(Interface dataset entries)
#####
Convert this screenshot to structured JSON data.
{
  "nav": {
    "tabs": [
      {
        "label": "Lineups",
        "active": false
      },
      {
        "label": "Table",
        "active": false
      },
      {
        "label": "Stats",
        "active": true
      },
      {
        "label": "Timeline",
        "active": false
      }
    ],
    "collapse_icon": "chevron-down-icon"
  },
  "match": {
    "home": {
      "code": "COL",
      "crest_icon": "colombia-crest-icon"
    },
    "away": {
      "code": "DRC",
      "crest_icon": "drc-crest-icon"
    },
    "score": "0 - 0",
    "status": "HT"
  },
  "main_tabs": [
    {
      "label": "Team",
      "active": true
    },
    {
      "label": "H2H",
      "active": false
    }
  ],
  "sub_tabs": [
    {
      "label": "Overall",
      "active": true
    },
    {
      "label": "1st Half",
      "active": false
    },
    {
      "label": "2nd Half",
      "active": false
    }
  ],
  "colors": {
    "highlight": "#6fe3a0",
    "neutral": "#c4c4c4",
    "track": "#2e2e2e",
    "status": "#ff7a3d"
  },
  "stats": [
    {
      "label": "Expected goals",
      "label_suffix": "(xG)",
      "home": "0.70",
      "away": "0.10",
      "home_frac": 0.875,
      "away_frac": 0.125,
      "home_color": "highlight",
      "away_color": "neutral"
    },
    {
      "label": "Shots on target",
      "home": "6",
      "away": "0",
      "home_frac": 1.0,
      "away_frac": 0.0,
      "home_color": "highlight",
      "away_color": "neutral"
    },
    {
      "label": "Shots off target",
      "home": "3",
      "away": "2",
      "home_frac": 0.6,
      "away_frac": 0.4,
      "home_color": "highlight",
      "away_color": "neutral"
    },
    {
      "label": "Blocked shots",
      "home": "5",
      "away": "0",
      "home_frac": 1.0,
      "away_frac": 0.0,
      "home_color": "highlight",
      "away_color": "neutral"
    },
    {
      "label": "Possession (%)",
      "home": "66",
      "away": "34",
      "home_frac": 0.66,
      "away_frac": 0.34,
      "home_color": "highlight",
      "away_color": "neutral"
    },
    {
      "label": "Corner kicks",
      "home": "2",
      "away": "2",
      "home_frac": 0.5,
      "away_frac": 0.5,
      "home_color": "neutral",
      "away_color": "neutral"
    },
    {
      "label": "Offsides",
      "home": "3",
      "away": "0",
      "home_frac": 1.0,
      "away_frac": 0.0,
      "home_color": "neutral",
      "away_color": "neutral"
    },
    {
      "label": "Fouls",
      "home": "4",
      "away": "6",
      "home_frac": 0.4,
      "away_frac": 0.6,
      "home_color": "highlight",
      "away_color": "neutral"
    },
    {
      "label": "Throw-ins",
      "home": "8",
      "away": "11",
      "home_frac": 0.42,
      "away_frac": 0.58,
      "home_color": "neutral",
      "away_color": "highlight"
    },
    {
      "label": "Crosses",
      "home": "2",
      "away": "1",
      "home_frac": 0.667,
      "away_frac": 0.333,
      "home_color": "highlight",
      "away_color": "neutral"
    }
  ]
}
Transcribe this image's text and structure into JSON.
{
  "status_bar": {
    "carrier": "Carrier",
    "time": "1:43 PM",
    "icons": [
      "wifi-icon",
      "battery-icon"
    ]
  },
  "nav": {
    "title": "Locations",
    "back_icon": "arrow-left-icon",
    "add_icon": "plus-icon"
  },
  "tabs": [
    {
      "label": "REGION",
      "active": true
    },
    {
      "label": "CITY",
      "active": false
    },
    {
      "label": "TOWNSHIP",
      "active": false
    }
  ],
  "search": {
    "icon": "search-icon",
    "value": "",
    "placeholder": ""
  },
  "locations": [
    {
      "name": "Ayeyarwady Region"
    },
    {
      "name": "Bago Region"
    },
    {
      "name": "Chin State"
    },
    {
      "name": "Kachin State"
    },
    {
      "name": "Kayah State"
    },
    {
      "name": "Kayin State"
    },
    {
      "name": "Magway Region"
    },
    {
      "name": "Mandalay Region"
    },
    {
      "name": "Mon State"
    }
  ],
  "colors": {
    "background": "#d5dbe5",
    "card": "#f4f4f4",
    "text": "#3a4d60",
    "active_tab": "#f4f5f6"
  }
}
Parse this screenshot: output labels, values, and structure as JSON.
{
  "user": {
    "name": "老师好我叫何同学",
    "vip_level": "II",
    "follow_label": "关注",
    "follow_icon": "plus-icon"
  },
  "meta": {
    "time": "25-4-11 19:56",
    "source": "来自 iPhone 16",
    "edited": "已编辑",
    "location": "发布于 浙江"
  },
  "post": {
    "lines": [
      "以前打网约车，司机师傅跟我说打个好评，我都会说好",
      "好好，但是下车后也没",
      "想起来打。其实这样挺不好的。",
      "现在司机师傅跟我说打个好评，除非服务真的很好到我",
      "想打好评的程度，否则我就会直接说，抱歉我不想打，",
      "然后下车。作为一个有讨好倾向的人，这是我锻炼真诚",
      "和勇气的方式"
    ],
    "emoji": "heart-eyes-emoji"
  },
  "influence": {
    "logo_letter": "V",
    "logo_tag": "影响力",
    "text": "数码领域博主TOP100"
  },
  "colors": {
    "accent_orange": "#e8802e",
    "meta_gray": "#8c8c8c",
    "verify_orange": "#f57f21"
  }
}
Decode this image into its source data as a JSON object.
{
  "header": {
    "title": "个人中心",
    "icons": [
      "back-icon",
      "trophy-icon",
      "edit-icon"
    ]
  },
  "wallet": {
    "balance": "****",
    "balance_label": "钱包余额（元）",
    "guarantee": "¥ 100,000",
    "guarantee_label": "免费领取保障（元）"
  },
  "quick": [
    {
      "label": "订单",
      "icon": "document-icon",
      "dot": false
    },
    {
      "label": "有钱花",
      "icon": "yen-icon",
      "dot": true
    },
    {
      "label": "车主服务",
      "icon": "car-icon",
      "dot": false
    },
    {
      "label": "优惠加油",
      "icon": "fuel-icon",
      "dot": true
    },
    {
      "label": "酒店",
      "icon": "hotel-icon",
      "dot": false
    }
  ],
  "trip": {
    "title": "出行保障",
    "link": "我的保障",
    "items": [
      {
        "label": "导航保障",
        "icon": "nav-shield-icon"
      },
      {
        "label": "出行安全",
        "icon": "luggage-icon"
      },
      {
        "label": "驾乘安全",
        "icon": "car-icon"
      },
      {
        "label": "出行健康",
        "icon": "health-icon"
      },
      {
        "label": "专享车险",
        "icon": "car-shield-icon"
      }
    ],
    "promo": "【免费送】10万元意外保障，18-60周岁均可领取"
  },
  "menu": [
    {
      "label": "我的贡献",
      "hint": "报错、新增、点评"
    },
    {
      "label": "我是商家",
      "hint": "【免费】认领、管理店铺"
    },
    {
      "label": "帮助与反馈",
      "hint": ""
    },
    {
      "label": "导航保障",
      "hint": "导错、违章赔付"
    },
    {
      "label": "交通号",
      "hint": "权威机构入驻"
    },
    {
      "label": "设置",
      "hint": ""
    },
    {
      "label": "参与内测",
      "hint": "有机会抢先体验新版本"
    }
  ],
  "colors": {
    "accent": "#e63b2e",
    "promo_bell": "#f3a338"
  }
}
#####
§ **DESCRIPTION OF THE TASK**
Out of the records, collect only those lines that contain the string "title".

§ **RESPONSE**
    "title": "Locations",
    "title": "个人中心",
    "title": "出行保障",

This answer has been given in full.